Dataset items
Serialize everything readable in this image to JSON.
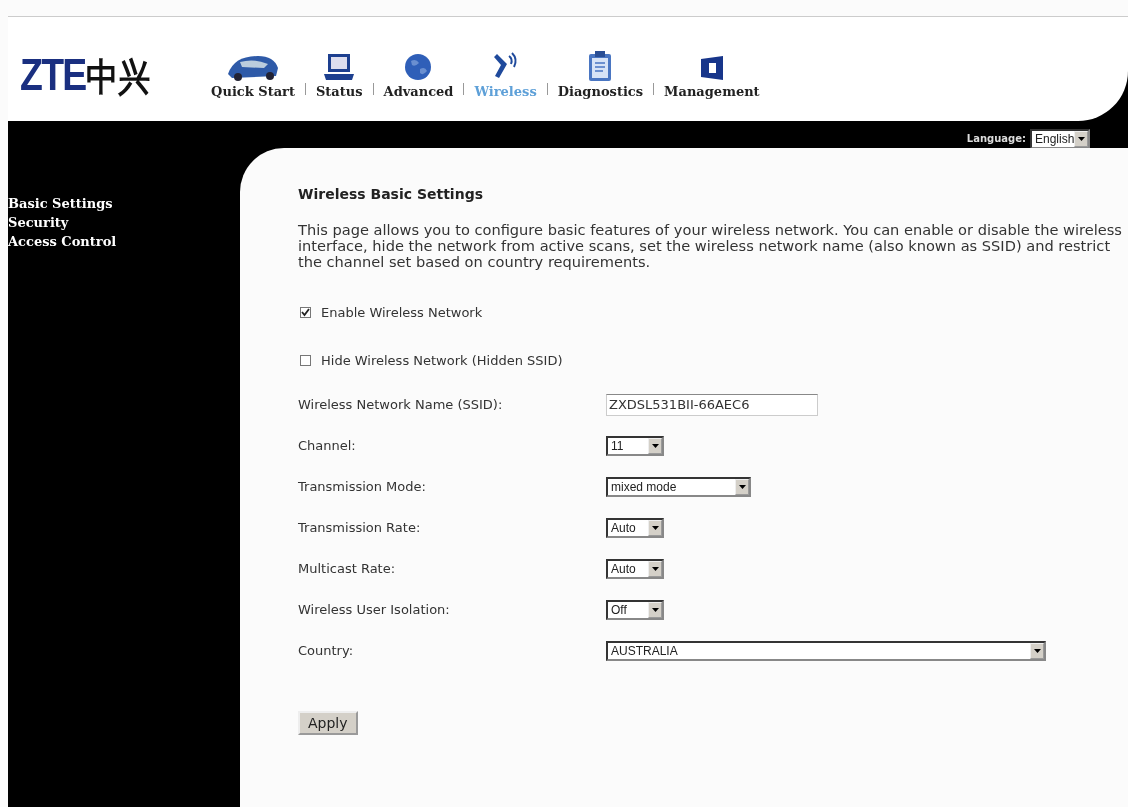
{
  "header": {
    "logo": {
      "latin": "ZTE",
      "chinese": "中兴"
    },
    "nav": [
      {
        "label": "Quick Start",
        "selected": false
      },
      {
        "label": "Status",
        "selected": false
      },
      {
        "label": "Advanced",
        "selected": false
      },
      {
        "label": "Wireless",
        "selected": true
      },
      {
        "label": "Diagnostics",
        "selected": false
      },
      {
        "label": "Management",
        "selected": false
      }
    ],
    "language": {
      "label": "Language:",
      "value": "English"
    }
  },
  "sidebar": {
    "items": [
      {
        "label": "Basic Settings"
      },
      {
        "label": "Security"
      },
      {
        "label": "Access Control"
      }
    ]
  },
  "content": {
    "title": "Wireless Basic Settings",
    "description": "This page allows you to configure basic features of your wireless network. You can enable or disable the wireless interface, hide the network from active scans, set the wireless network name (also known as SSID) and restrict the channel set based on country requirements.",
    "options": [
      {
        "kind": "checkbox",
        "label": "Enable Wireless Network",
        "checked": true
      },
      {
        "kind": "checkbox",
        "label": "Hide Wireless Network (Hidden SSID)",
        "checked": false
      }
    ],
    "fields": [
      {
        "kind": "text",
        "label": "Wireless Network Name (SSID):",
        "value": "ZXDSL531BII-66AEC6"
      },
      {
        "kind": "select",
        "label": "Channel:",
        "value": "11"
      },
      {
        "kind": "select",
        "label": "Transmission Mode:",
        "value": "mixed mode"
      },
      {
        "kind": "select",
        "label": "Transmission Rate:",
        "value": "Auto"
      },
      {
        "kind": "select",
        "label": "Multicast Rate:",
        "value": "Auto"
      },
      {
        "kind": "select",
        "label": "Wireless User Isolation:",
        "value": "Off"
      },
      {
        "kind": "select",
        "label": "Country:",
        "value": "AUSTRALIA"
      }
    ],
    "apply_button": "Apply"
  }
}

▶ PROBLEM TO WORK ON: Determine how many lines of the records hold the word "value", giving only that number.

▶ OUTPUT FOR THIS TASK: 8